Included with the Liquid Freezer III AIOs is an LGA 1700 contact frame which is mandatory for installation of these coolers. With other coolers tested in this review, we’ve installed Thermalright’s LGA 1700 contact frame into our testing rig, in order to prevent bending from impacting our cooling results. But again, socket bending is more likely to happen if you’re installing several coolers on a motherboard for things like testing than it is if you just install a cooler two or three times over the lifetime of your board.

If your motherboard is affected by bending, your thermal results will be worse than those shown below. Not all motherboards are affected equally by this issue. I tested Raptor Lake CPUs in two motherboards. While one of them showed significant thermal improvements after installing Thermalright’s LGA1700 contact frame, the other motherboard showed no difference in temperatures whatsoever! Check out our review of the contact frame for more information 

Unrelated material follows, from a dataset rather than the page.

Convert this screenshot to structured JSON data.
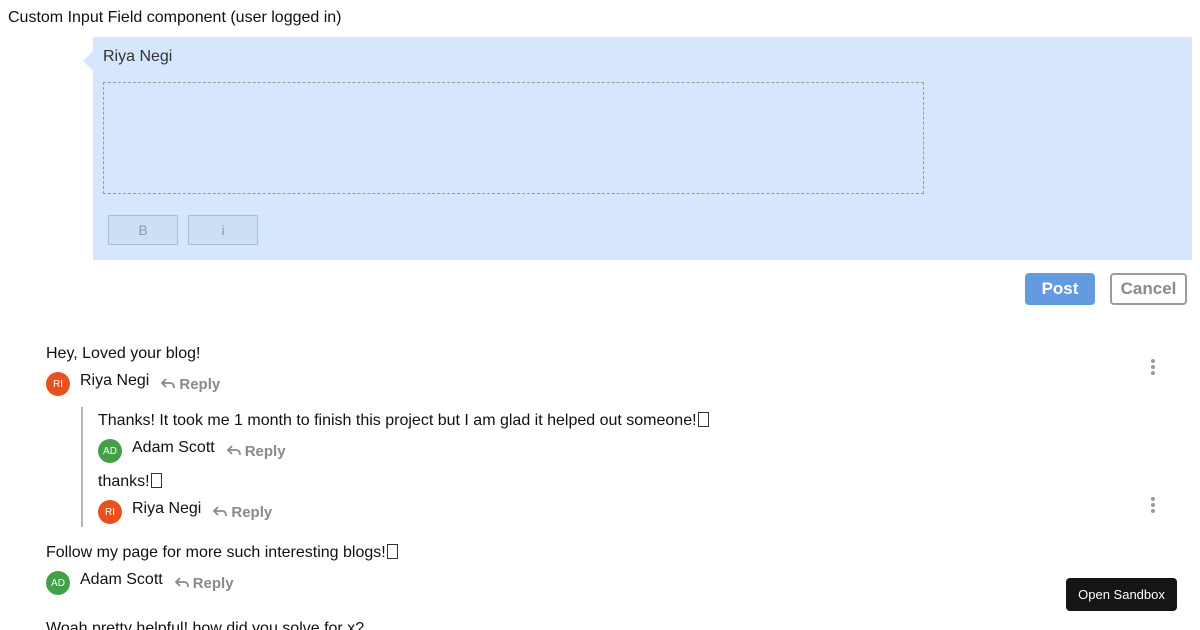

Testing methodology

Today's highest-end CPUs, whether Intel or AMD, are difficult to cool in intensive workloads. In the past. reaching 95 degrees Celsius or more on a desktop CPU might have been a cause for concern. But with today’s top-end CPUs, this is considered normal operation. Similar behavior has been present in laptops for years due to cooling limitations in tight spaces.

All testing is performed with a 23 degrees Celsius ambient room temperature. Multiple thermal tests are run on each CPU to test the cooler in a variety of conditions, and acoustic measurements are taken with each result. These tests include:

1. Noise-normalized testing at low noise levels

2. “Out-of-the-box”/default configuration thermal & acoustics testing

     a. No power limits enforced

     b. Because CPUs hit TJMax in this scenario, the best way to compare cooling strength is by recording the total CPU package power consumption.

3. Thermal & acoustic testing in power-limited scenarios

     a. Power limited to 175W to emulate a medium-intensity workload

     b. Power limited to 125W to emulate a low-intensity workload

The thermal results included are for 10-minute testing runs. To be sure that was sufficiently long to tax the cooler, we tested both Thermalright’s Assassin X 120 R SE and DeepCool’s LT720 with a 30-minute Cinebench test with Intel’s i9-13900K for both 10 minutes and 30 minutes. The results didn’t change much at all with the longer test: The average clock speeds maintained dropped by 29 MHz on DeepCool’s LT720 and 31 MHz on Thermalright’s Assassin X 120 R SE. That’s an incredibly small 0.6% difference in clock speeds maintained, a margin of error difference that tells us that the 10-minute tests are indeed long enough to properly test the coolers. 

Testing configuration – Intel LGA1700 platform

Albert Thomas
Freelancer, CPU Cooling Reviewer

Albert Thomas is a contributor for Tom’s Hardware, primarily covering CPU cooling reviews.